BEGIN Records supplied

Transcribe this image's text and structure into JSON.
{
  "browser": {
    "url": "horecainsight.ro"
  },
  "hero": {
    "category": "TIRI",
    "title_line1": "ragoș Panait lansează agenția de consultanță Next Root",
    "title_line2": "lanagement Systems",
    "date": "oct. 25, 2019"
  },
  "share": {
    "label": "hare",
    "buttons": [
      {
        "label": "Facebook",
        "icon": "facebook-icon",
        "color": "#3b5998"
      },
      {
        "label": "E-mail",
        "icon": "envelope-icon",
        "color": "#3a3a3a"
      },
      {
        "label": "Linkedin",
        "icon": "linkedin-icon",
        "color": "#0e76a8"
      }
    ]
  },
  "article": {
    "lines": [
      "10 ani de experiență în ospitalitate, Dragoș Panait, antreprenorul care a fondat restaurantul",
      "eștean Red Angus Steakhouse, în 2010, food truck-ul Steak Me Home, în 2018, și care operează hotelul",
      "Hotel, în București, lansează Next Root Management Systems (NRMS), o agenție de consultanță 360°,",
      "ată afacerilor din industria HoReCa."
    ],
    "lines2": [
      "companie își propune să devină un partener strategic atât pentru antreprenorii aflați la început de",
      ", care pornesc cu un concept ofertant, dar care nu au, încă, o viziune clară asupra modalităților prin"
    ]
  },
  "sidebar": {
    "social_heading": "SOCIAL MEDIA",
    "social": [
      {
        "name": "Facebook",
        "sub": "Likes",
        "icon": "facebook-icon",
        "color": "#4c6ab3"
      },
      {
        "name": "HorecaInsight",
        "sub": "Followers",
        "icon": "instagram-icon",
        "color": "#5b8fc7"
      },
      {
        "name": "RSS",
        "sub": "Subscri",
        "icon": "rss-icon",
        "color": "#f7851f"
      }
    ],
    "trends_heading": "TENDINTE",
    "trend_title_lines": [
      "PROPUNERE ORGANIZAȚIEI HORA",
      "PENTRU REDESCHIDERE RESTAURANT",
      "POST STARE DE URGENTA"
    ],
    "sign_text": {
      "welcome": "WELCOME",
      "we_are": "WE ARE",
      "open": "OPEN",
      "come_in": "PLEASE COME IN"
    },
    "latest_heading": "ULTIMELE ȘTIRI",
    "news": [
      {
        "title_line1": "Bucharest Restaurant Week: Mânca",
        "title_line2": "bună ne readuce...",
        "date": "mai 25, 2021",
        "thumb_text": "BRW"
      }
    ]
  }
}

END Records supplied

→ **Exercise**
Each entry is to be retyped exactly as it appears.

→ **Reply**
Transcribe this image's text and structure into JSON.
{
  "browser": {
    "url": "horecainsight.ro"
  },
  "hero": {
    "category": "TIRI",
    "title_line1": "ragoș Panait lansează agenția de consultanță Next Root",
    "title_line2": "lanagement Systems",
    "date": "oct. 25, 2019"
  },
  "share": {
    "label": "hare",
    "buttons": [
      {
        "label": "Facebook",
        "icon": "facebook-icon",
        "color": "#3b5998"
      },
      {
        "label": "E-mail",
        "icon": "envelope-icon",
        "color": "#3a3a3a"
      },
      {
        "label": "Linkedin",
        "icon": "linkedin-icon",
        "color": "#0e76a8"
      }
    ]
  },
  "article": {
    "lines": [
      "10 ani de experiență în ospitalitate, Dragoș Panait, antreprenorul care a fondat restaurantul",
      "eștean Red Angus Steakhouse, în 2010, food truck-ul Steak Me Home, în 2018, și care operează hotelul",
      "Hotel, în București, lansează Next Root Management Systems (NRMS), o agenție de consultanță 360°,",
      "ată afacerilor din industria HoReCa."
    ],
    "lines2": [
      "companie își propune să devină un partener strategic atât pentru antreprenorii aflați la început de",
      ", care pornesc cu un concept ofertant, dar care nu au, încă, o viziune clară asupra modalităților prin"
    ]
  },
  "sidebar": {
    "social_heading": "SOCIAL MEDIA",
    "social": [
      {
        "name": "Facebook",
        "sub": "Likes",
        "icon": "facebook-icon",
        "color": "#4c6ab3"
      },
      {
        "name": "HorecaInsight",
        "sub": "Followers",
        "icon": "instagram-icon",
        "color": "#5b8fc7"
      },
      {
        "name": "RSS",
        "sub": "Subscri",
        "icon": "rss-icon",
        "color": "#f7851f"
      }
    ],
    "trends_heading": "TENDINTE",
    "trend_title_lines": [
      "PROPUNERE ORGANIZAȚIEI HORA",
      "PENTRU REDESCHIDERE RESTAURANT",
      "POST STARE DE URGENTA"
    ],
    "sign_text": {
      "welcome": "WELCOME",
      "we_are": "WE ARE",
      "open": "OPEN",
      "come_in": "PLEASE COME IN"
    },
    "latest_heading": "ULTIMELE ȘTIRI",
    "news": [
      {
        "title_line1": "Bucharest Restaurant Week: Mânca",
        "title_line2": "bună ne readuce...",
        "date": "mai 25, 2021",
        "thumb_text": "BRW"
      }
    ]
  }
}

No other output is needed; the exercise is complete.